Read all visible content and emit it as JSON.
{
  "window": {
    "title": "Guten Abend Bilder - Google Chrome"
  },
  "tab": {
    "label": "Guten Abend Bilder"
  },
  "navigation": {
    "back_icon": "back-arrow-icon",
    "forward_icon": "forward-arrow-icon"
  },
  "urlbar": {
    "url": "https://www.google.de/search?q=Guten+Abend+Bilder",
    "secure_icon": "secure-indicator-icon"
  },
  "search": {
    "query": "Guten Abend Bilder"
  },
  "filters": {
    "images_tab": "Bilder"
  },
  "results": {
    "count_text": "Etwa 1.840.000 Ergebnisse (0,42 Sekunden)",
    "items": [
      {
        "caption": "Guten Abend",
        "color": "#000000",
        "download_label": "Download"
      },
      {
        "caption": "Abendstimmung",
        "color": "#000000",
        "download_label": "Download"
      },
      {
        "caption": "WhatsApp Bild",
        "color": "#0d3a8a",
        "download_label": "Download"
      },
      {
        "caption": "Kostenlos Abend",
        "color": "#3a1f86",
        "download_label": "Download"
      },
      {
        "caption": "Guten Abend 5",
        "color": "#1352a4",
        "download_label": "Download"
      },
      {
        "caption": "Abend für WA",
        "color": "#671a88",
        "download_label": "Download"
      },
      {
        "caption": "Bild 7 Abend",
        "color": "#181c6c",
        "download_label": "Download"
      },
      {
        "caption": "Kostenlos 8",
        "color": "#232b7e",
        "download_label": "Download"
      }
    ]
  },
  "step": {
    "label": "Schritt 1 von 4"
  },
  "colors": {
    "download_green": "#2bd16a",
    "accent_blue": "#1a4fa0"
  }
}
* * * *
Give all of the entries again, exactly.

Read all visible content and emit it as JSON.
{
  "window": {
    "title": "Guten Abend Bilder - Google Chrome"
  },
  "tab": {
    "label": "Guten Abend Bilder"
  },
  "navigation": {
    "back_icon": "back-arrow-icon",
    "forward_icon": "forward-arrow-icon"
  },
  "urlbar": {
    "url": "https://www.google.de/search?q=Guten+Abend+Bilder",
    "secure_icon": "secure-indicator-icon"
  },
  "search": {
    "query": "Guten Abend Bilder"
  },
  "filters": {
    "images_tab": "Bilder"
  },
  "results": {
    "count_text": "Etwa 1.840.000 Ergebnisse (0,42 Sekunden)",
    "items": [
      {
        "caption": "Guten Abend",
        "color": "#000000",
        "download_label": "Download"
      },
      {
        "caption": "Abendstimmung",
        "color": "#000000",
        "download_label": "Download"
      },
      {
        "caption": "WhatsApp Bild",
        "color": "#0d3a8a",
        "download_label": "Download"
      },
      {
        "caption": "Kostenlos Abend",
        "color": "#3a1f86",
        "download_label": "Download"
      },
      {
        "caption": "Guten Abend 5",
        "color": "#1352a4",
        "download_label": "Download"
      },
      {
        "caption": "Abend für WA",
        "color": "#671a88",
        "download_label": "Download"
      },
      {
        "caption": "Bild 7 Abend",
        "color": "#181c6c",
        "download_label": "Download"
      },
      {
        "caption": "Kostenlos 8",
        "color": "#232b7e",
        "download_label": "Download"
      }
    ]
  },
  "step": {
    "label": "Schritt 1 von 4"
  },
  "colors": {
    "download_green": "#2bd16a",
    "accent_blue": "#1a4fa0"
  }
}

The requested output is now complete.